There are tons of prepared vegetable pates on the market to satisfy this craving and avoid the saturated fats and additives in pate, says Pirello. Or another creamy alternative is hummus.
Oysters can contain a bacteria called Vibrio vulnificus, which can cause illness in some. With no way of knowing if the bacteria are present and your immune system low due to your pregnancy, it’s a good idea to cross raw oysters off your menu.
While oysters can cause foodborne illness when raw, Elizabeth Ward, dietitian and author of Expect the Best: Your Guide to Healthy Eating Before, During, and After Pregnancy, says thoroughly cooked oysters are considered safe to eat during pregnancy. "That's because the right amount of heat destroys the germs in food that can make you sick," she says.
Choose a refreshing glass of water or your favorite 100-percent fruit juice. Or jazz it up! Just because you're pregnant doesn't mean your drinks have to be boring. Here are 8 great non-alcoholic cocktails sure to please.
While the artificial sweeteners found in diet soda have been deemed safe by the Food and Drug Administration—with the exception of saccharin—a study found that drinking diet soda during pregnancy may increase your risk of preterm delivery.
Doctors recommend that during pregnancy you drink eight 8- to 12-ounce glasses of water a day, so it's best to skip the soda anyway and opt for good ol' H2O. Missing the fizzy? Try sparkling water, or for something different all together, make a Cucumber Melon Agua Fresca, a pitcher of blueberry lemonade, or some refreshing cucumber–lemon water.
OK, we may be nit-picky here, but a small study out of London found that pregnant moms who ate licorice had elementary-aged children with high levels of cortisol compared to moms who didn't eat the sticky sweet. Cortisol helps the body deal with stress, but too much of the hormone in the body has been linked to diabetes, high blood pressure, and obesity in adulthood.
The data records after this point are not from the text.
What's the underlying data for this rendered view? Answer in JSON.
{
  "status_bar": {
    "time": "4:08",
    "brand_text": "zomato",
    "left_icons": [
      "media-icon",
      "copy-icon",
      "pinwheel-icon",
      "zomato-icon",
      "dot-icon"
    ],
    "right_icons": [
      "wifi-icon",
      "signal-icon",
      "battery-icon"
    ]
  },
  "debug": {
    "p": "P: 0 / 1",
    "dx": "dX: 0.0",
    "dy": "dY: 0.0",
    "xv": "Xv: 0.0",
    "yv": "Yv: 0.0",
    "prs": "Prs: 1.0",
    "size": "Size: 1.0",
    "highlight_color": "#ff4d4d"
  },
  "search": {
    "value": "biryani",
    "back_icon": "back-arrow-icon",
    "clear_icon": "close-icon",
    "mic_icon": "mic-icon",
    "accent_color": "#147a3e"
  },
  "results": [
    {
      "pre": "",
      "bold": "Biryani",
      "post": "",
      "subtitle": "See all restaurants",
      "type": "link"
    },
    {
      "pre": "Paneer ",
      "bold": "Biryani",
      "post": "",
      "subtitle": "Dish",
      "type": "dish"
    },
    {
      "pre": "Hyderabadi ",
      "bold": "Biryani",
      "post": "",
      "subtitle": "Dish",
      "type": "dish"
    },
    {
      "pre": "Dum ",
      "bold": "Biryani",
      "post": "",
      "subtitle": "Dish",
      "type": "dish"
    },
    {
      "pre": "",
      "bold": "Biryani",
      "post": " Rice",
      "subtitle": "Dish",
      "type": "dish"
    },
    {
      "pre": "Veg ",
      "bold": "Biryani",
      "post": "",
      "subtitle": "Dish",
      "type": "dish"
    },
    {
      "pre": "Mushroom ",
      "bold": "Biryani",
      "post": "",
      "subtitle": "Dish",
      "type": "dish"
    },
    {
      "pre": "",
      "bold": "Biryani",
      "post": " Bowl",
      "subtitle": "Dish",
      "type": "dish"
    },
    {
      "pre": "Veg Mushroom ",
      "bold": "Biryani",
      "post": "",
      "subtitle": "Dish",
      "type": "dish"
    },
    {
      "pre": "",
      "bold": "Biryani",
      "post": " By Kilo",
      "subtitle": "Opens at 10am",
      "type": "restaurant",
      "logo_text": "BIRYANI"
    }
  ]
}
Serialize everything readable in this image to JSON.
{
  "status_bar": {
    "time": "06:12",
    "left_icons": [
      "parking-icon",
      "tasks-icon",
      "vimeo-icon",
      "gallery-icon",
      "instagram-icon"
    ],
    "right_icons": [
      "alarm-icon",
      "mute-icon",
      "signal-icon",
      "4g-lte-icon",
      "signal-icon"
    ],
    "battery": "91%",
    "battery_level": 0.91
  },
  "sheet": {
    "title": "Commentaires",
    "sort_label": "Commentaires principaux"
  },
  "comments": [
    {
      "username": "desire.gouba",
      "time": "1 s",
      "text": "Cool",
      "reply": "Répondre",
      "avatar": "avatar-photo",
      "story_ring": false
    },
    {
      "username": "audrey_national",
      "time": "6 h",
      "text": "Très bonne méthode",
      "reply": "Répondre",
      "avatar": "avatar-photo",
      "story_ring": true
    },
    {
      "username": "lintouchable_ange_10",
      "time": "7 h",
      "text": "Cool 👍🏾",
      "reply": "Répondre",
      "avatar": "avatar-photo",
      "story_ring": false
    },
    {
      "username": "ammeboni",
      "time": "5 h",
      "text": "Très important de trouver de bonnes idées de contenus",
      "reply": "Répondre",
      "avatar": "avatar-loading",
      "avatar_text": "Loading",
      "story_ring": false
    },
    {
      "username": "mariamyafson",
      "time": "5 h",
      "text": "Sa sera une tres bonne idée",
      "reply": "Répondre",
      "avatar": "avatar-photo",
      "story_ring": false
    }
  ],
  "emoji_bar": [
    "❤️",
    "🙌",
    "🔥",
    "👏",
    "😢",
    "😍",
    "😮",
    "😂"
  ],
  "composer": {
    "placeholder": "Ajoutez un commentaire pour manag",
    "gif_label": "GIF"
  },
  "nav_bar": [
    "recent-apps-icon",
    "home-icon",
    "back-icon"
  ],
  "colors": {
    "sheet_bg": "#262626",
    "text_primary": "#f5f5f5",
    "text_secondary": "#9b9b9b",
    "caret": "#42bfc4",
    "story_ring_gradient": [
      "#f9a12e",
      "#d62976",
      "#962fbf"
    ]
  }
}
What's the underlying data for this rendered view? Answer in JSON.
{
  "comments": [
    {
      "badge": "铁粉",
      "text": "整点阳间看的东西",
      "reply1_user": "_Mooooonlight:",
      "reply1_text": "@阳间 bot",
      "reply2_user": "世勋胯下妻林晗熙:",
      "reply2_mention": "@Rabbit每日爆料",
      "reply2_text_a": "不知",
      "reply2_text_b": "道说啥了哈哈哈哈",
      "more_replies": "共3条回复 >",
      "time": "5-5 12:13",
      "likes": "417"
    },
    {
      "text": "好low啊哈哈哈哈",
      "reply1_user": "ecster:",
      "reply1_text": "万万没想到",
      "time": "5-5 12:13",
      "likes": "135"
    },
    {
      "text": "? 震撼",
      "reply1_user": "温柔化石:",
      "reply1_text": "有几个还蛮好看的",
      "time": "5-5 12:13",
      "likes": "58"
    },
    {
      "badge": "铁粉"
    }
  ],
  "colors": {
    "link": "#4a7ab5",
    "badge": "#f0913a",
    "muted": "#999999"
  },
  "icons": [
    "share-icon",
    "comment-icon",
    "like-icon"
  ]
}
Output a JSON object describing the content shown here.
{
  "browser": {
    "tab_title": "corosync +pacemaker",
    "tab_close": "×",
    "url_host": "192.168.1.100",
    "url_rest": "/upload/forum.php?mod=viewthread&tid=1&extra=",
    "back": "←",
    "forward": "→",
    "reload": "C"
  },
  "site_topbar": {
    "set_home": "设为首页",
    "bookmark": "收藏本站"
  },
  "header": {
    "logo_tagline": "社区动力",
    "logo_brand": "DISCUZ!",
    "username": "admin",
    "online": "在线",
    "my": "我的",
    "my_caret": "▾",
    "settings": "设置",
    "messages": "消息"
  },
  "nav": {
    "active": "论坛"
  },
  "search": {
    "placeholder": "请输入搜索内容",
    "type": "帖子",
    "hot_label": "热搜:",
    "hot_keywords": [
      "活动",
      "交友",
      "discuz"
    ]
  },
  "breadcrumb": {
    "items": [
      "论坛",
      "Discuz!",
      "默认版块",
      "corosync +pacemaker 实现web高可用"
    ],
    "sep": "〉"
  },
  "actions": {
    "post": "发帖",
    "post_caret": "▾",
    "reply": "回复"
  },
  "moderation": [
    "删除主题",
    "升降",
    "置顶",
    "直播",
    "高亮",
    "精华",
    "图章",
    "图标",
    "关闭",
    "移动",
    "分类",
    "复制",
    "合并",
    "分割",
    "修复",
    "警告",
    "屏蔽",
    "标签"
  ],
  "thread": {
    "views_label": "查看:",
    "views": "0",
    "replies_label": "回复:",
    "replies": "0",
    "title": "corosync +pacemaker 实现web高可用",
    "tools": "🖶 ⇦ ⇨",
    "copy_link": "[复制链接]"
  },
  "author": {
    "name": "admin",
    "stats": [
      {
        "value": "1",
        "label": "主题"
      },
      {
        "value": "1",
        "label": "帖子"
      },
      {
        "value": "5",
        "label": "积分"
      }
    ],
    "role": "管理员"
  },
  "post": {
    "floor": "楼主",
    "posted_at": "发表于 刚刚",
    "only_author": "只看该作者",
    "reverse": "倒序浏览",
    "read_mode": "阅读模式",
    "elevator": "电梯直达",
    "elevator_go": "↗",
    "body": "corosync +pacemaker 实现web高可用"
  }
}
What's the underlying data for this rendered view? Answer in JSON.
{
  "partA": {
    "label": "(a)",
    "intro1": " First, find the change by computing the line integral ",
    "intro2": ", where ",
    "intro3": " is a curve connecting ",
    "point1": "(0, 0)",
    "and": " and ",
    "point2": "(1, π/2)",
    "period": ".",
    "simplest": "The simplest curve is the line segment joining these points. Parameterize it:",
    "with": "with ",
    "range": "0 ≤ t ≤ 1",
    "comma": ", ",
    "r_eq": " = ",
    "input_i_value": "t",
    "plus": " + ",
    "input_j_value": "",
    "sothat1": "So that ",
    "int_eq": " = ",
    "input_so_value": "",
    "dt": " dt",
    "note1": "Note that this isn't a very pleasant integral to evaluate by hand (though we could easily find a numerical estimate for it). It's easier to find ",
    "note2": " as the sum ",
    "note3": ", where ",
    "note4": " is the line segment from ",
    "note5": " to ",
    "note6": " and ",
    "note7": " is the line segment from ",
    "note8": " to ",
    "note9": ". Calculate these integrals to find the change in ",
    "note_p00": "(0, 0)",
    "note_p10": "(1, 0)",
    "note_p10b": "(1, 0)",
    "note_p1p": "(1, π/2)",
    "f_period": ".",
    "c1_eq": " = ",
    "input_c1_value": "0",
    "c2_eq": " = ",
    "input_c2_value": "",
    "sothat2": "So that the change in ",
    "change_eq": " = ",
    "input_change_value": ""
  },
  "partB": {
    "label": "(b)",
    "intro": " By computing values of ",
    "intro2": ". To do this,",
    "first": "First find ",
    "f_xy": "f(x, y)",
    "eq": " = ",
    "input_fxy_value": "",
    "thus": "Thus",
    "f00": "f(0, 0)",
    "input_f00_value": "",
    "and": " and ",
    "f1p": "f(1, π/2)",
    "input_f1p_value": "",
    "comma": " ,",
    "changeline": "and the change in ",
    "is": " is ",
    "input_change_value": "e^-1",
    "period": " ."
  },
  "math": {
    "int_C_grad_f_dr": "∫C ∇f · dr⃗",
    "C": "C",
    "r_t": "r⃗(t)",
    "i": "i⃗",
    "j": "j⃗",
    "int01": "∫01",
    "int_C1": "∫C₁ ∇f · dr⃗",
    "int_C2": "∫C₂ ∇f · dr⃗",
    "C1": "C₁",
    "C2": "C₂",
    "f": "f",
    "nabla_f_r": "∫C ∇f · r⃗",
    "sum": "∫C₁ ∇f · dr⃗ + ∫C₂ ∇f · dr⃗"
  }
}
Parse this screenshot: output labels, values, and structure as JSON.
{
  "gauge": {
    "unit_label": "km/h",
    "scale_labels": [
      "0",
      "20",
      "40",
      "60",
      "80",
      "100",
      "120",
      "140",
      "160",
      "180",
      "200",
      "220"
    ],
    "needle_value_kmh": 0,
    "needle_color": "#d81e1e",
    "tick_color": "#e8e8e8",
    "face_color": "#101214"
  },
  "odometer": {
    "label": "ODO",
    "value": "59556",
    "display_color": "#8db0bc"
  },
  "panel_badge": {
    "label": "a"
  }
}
Missing the smell and taste of licorice? Try a dish with fennel. Orange-Scented White Fish with Caramelized Fennel and Fennel-Crusted Salmon on White Beans have a licorice flavor and are also a healthy part of your pregnancy diet. If you're looking for sweet, chewy texure similar to licorice, homemade fruit rolls could do the trickand are 100-percent fruit without anything artificial added.